Additionally, they created a raft of new tools to help skinning assets. This is a ground-up rework of the rudimentary tools already available in the authoring packages and will provide greater speed and flexibility to the Technical Art Team in their daily workload.
New weapon attachments are starting to make an appearance internally and have required the authoring of a new set of weapon systems and a tools base that can support attachments in the animation packages.
Tech Art made steps to finalize the implementation and pipeline of the new facial customization tech, which was previewed at CitizenCon 2018. They switched the system’s source data format from the CDF-based system (which was used during R&D) to the newer component-based loadout currently used throughout the game. This system allows players’ customized faces to be stored persistently in the database and the corresponding data packets to transfer efficiently over the network and be applied to the correct avatar at runtime. Likewise, it allows all NPCs (every shopkeeper, security guard, civilian and eventually mission givers) to have a unique face built internally by our designers. While R&D on the new ‘DNA’ system was done using male faces, the ‘face pool’ for female characters is being populated and is planned to come online at the same time.
Tech Art also supported the Weapons Team with animation debugging, weapon rigging, in-engine setup, and debugging multiple render and resource compiler issues. They added a new system for weapons in Maya to allow animators to quickly attach different attachments, making it easier for them to author specific animations. They also updated the underlying metasystem in the weapon rigs to help the animators export weapons without double transforms on the root or magazine controls.
Tech Art also supported the Cinematic Animation Team with various new tools and helped them debug several issues with animations in Maya and the engine. They continued to implement animations into Mannequin to make them available for the designers. They also updated the way cinematic animations are listed for different skeletons to support female players.
The Vehicle Team spent time with SQ42 Design to implement various Subsumption callbacks for mission-specific requirements.
They also completed modifications to the vehicle targeting system so that external items, such as ship engines, can be specifically targeted. Improvements to ship combat systems continued via automated gimbals, HUD improvements to support Ping & Scanning, and the vehicle ‘XML to DataForge’ migration began. Also, a vehicle gimbal aim assist feature is nearing completion.

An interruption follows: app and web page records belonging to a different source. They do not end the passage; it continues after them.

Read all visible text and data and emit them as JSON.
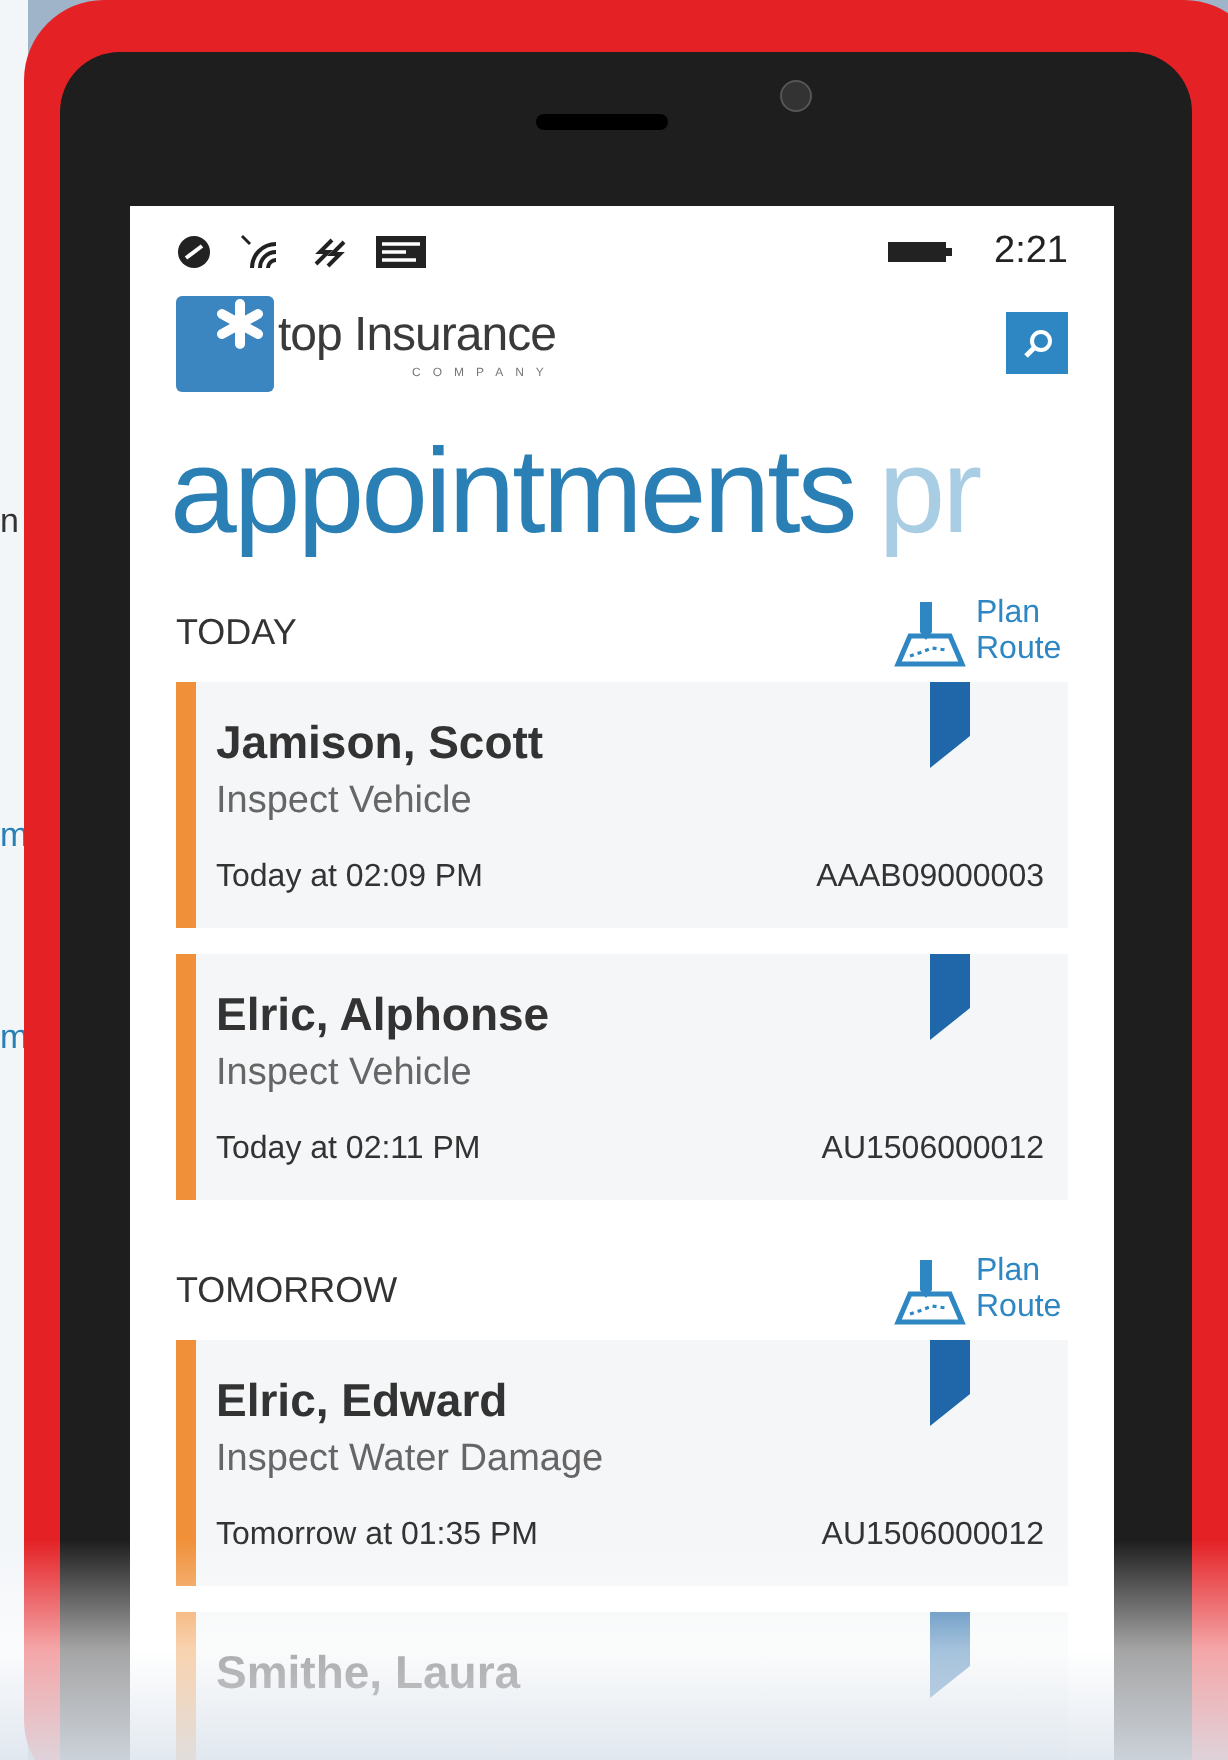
{
  "background_fragments": [
    {
      "text": "n"
    },
    {
      "text": "m"
    },
    {
      "text": "m"
    }
  ],
  "status_bar": {
    "time": "2:21"
  },
  "header": {
    "logo_text": "top Insurance",
    "logo_subtext": "COMPANY"
  },
  "pivot": [
    {
      "label": "appointments",
      "selected": true
    },
    {
      "label": "pr",
      "selected": false
    }
  ],
  "groups": [
    {
      "title": "TODAY",
      "action": "Plan Route",
      "appointments": [
        {
          "name": "Jamison, Scott",
          "task": "Inspect Vehicle",
          "when": "Today at 02:09 PM",
          "ref": "AAAB09000003"
        },
        {
          "name": "Elric, Alphonse",
          "task": "Inspect Vehicle",
          "when": "Today at 02:11 PM",
          "ref": "AU1506000012"
        }
      ]
    },
    {
      "title": "TOMORROW",
      "action": "Plan Route",
      "appointments": [
        {
          "name": "Elric, Edward",
          "task": "Inspect Water Damage",
          "when": "Tomorrow at 01:35 PM",
          "ref": "AU1506000012"
        },
        {
          "name": "Smithe, Laura"
        }
      ]
    }
  ]
}
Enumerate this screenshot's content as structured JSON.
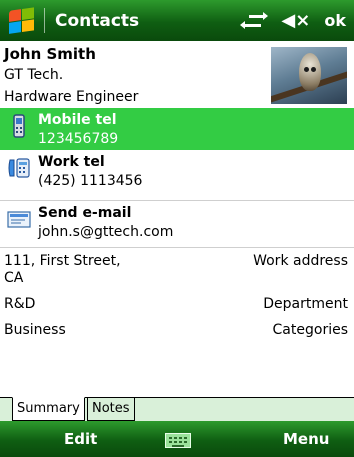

VFX starting to focus on quality-of-life enhancements to their toolset. For example, a simple interface change with the option to reset an emitter strength curve with the click of a button, instead of having to manually delete each key. Although seemingly a minor thing, it makes a huge difference to productivity in the long run.
They continued to work on gas cloud tech, working even more closely with the art and design teams to make sure it provides them with everything they need to build something as incredible (and huge) as The Coil! This also included continued iteration on lightning effects, making use of the new lightning editor which speeds up the workflow compared to the previous XML set up.
They also began their first pass on the Xi’an ballistic rocket launcher because the trickiest part of this weapon is getting the balance right between traditional ballistic effects and the overtly-sci-fi Xi’an effects.
The Weapon Art Team worked on the Multi-Tool rework, Kastak Arms Ravager-212, and the level 2 and 3 upgrades for the Hurston Dynamics Laser Repeaters. They also made minor adjustments to iron sights on a handful of weapons to improve the sight picture and make them more user-friendly. They completed work on the Behring Sawbuck repeaters and kicked off work on Gemini S71 assault rifle and Kastak Arms Coda pistol.